# Exercise:
Identify each line below that contains the word "name", and copy it out.
:::
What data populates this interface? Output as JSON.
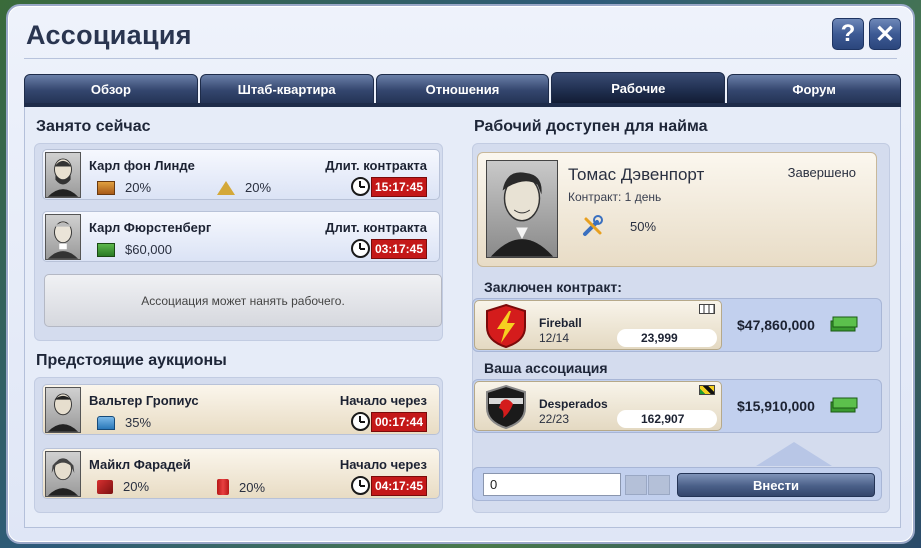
{
  "window": {
    "title": "Ассоциация",
    "help_label": "?",
    "close_label": "✕"
  },
  "tabs": [
    {
      "label": "Обзор",
      "active": false
    },
    {
      "label": "Штаб-квартира",
      "active": false
    },
    {
      "label": "Отношения",
      "active": false
    },
    {
      "label": "Рабочие",
      "active": true
    },
    {
      "label": "Форум",
      "active": false
    }
  ],
  "busy": {
    "title": "Занято сейчас",
    "workers": [
      {
        "name": "Карл фон Линде",
        "right_label": "Длит. контракта",
        "timer": "15:17:45",
        "stats": [
          {
            "icon": "brick-icon",
            "value": "20%"
          },
          {
            "icon": "pyramid-icon",
            "value": "20%"
          }
        ]
      },
      {
        "name": "Карл Фюрстенберг",
        "right_label": "Длит. контракта",
        "timer": "03:17:45",
        "stats": [
          {
            "icon": "cash-icon",
            "value": "$60,000"
          }
        ]
      }
    ],
    "notice": "Ассоциация может нанять рабочего."
  },
  "auctions": {
    "title": "Предстоящие аукционы",
    "workers": [
      {
        "name": "Вальтер Гропиус",
        "right_label": "Начало через",
        "timer": "00:17:44",
        "stats": [
          {
            "icon": "house-icon",
            "value": "35%"
          }
        ]
      },
      {
        "name": "Майкл Фарадей",
        "right_label": "Начало через",
        "timer": "04:17:45",
        "stats": [
          {
            "icon": "fuel-nozzle-icon",
            "value": "20%"
          },
          {
            "icon": "fuel-barrel-icon",
            "value": "20%"
          }
        ]
      }
    ]
  },
  "available": {
    "title": "Рабочий доступен для найма",
    "name": "Томас Дэвенпорт",
    "status": "Завершено",
    "contract": "Контракт: 1 день",
    "stat": {
      "icon": "tools-icon",
      "value": "50%"
    }
  },
  "contracted": {
    "title": "Заключен контракт:",
    "team": "Fireball",
    "count": "12/14",
    "score": "23,999",
    "money": "$47,860,000"
  },
  "your_assoc": {
    "title": "Ваша ассоциация",
    "team": "Desperados",
    "count": "22/23",
    "score": "162,907",
    "money": "$15,910,000"
  },
  "deposit": {
    "input_value": "0",
    "button_label": "Внести"
  },
  "colors": {
    "tab_dark": "#243456",
    "timer_red": "#c41818",
    "accent_blue": "#c2d0ee"
  }
}
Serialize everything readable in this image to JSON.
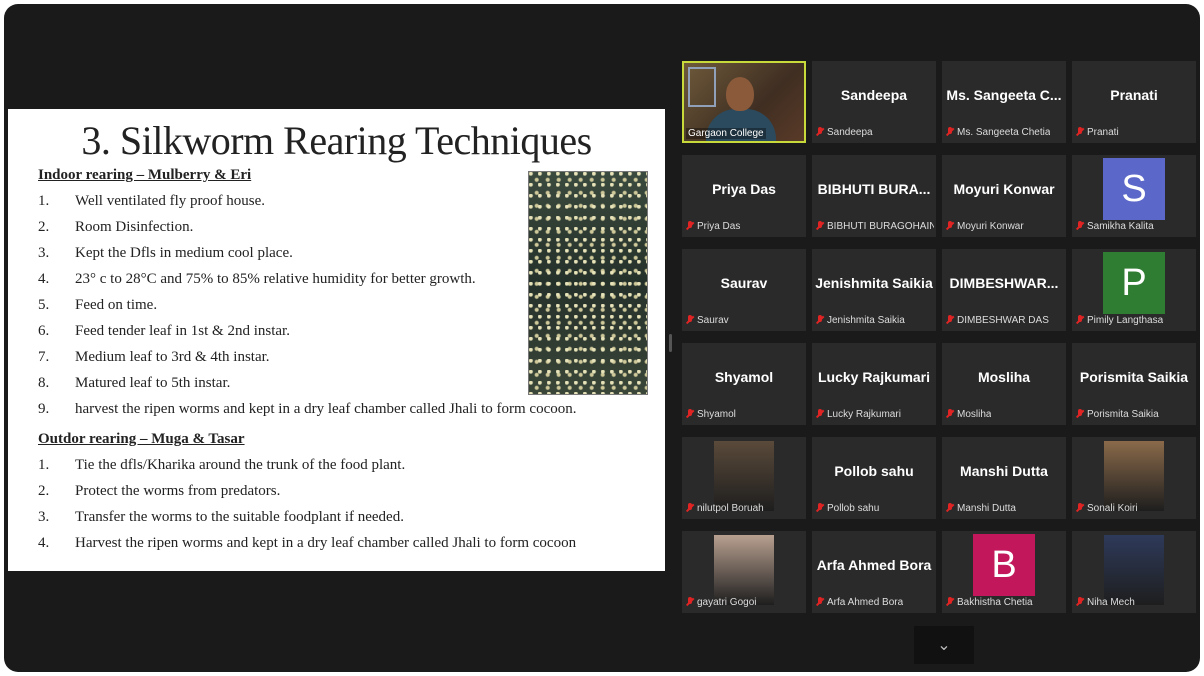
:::
# Task answer:
        "name": "Карл фон Линде",
        "name": "Карл Фюрстенберг",
        "name": "Вальтер Гропиус",
        "name": "Майкл Фарадей",
    "name": "Томас Дэвенпорт",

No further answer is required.